There are plenty of products out there that fail to succeed; whether it be because of the design, the marketing or because they misjudged the market. This post looks at some of the world’s biggest companies and some of their questionable products. Proving that even the big boys get it wrong from time to time. Also proof of why a proper design process is so critical to a successful product.
After Sony‘s well deserved success following the Walkman, they proceeded to make some very questionable product releases. Betamax was Sony’s answer to JVC’s VHS (precursor to DVDs), but it couldn’t hold enough data for a single movie. On top of this Sony didn’t sort out licensing fast enough and hence some of the biggest players in the film industry couldn’t use it. Makes you wonder why Sony didn’t see its demise coming sooner.
This began Sony’s dark era in my opinion, where they repeatedly failed to spot market opportunities and failed to release products to a quality that they were once renowned for. Fortunately, they now seem to be on an upwards streak.
Who wants to smell like a ballpoint pens? For some reason Bic thought people would! Also seems like they used their ballpoint pens as aesthetic inspiration for the bottle.
The disposable merchants at Bic thought; I know we’ve been very successfully making disposable pens, lighters and razors, why not make disposable underwear and tights (or Pantyhose) for women? Needless to say it was not a success and the idea met an early, and not much-mourned death.
A recent product failure that would have Steve Jobs rolling in his grave; Apple maps arrived on the new iPhone 5 riddled with errors. This problem compounded by Apple’s refusal to admit the flaw or let people use Google maps or any other competitors. Thankfully in time, they resolved the problem and instructed people how to hold their phones properly so it won’t cause reception issues. Despite the phone having so many issues, somehow it was still a massive success. Proving that stylish design and a solid marketing effort can overcome all kinds of function fails.
Apple Pippin – Games Console
Apple are certainly no stranger to product failures, they are just better at covering them up. The Pippin was Apple’s only attempt at a games console. Released in 1995 at a cost of $600, it could not compete with the N64, Playstation or Sega Saturn. After two years of poor sales it was discontinued.
Coca-Cola was finding its sales slipping due to the success of Pepsi and so in April 1985 released New Coke with an all new recipe. The problem is they stopped selling classic coke and nobody liked the new version. People began to boycott the drink and even when classic coke was reintroduced sales did not immediately recover. In some ways you have to applaud Coke for continuing to innovate and produce new products. However, removing the old Coke from sale was not the most inspired move!
HD DVD was one of the two formats competing for the high definition storage crown (much like VHS and Betamax). Needless to say Sony’s Blu ray won this time around. This was in a big part due to the Playstation 3 adopting its format and the heavily subsidised player defined the format of the future. Also it didn’t help that the HD DVD, while cheaper really never had enough storage space to store a long HD movie or game.

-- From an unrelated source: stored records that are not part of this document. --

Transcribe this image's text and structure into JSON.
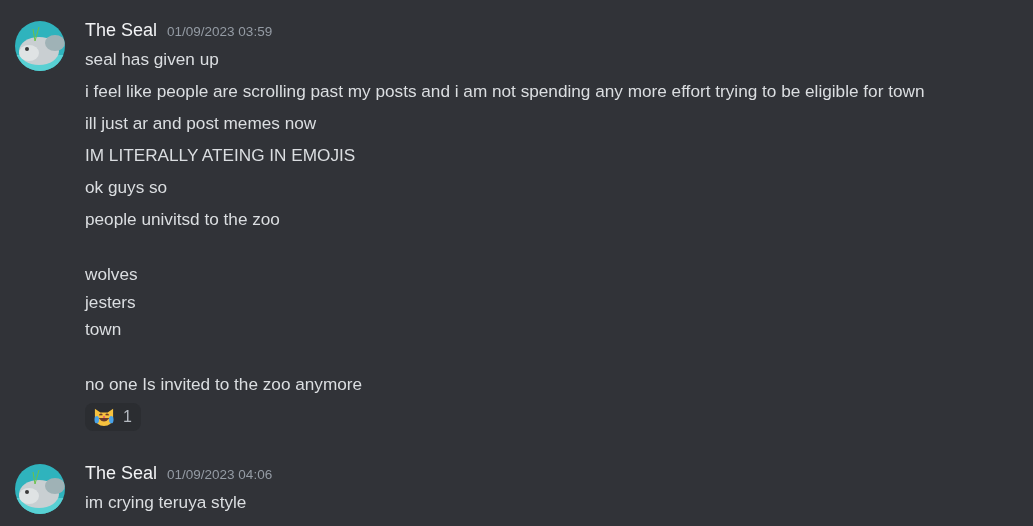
{
  "groups": [
    {
      "author": "The Seal",
      "timestamp": "01/09/2023 03:59",
      "messages": [
        "seal has given up",
        "i feel like people are scrolling past my posts and i am not spending any more effort trying to be eligible for town",
        "ill just ar and post memes now",
        "IM LITERALLY ATEING IN EMOJIS",
        "ok guys so",
        "people univitsd to the zoo\n\nwolves\njesters\ntown\n\nno one Is invited to the zoo anymore"
      ],
      "reactions": [
        {
          "count": "1"
        }
      ]
    },
    {
      "author": "The Seal",
      "timestamp": "01/09/2023 04:06",
      "messages": [
        "im crying teruya style"
      ]
    }
  ]
}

Heinz EZ Squirt Purple Ketchup
In 2000 the Heinz EZ Squirt was released, with artificially coloured ketchup in either purple, green or mystery variations. Initially it sold well, but soon enough even kids realised they didn’t like purple goo all over their chips.
Microsoft Windows Vista
Microsoft‘s should never have been released operating system. It was a power hungry and riddled with broken code. This was one foolish purchase that I did get suckered into. Thank goodness the wait for Windows 7 wasn’t as long as the wait from XP to Vista.
This one hurts me to say, because I think the Zune was an awesome piece of kit; but this is one of the software giants Microsoft’s other big blunder. Released too late to compete with the iPod’s dominance and poorly promoted, the Zune never stood a fighting chance.
Colgate Kitchen Entrées
In one of the most bizarre examples of brand extension, Colgate decided to put their name to a range of food products called Colgate Kitchen Entrées. Even later moving into a range of bath soaps, the obvious problem being that people don’t associate the name of Colgate with something tasty. The project was soon canned having never made it off US soil.
Want to see more of the shattered dreams of a great many designers? Check out this article on the ‘Museum of Failed Products’. This has to be seen to be believed. Shelves chock-a-block with product failures.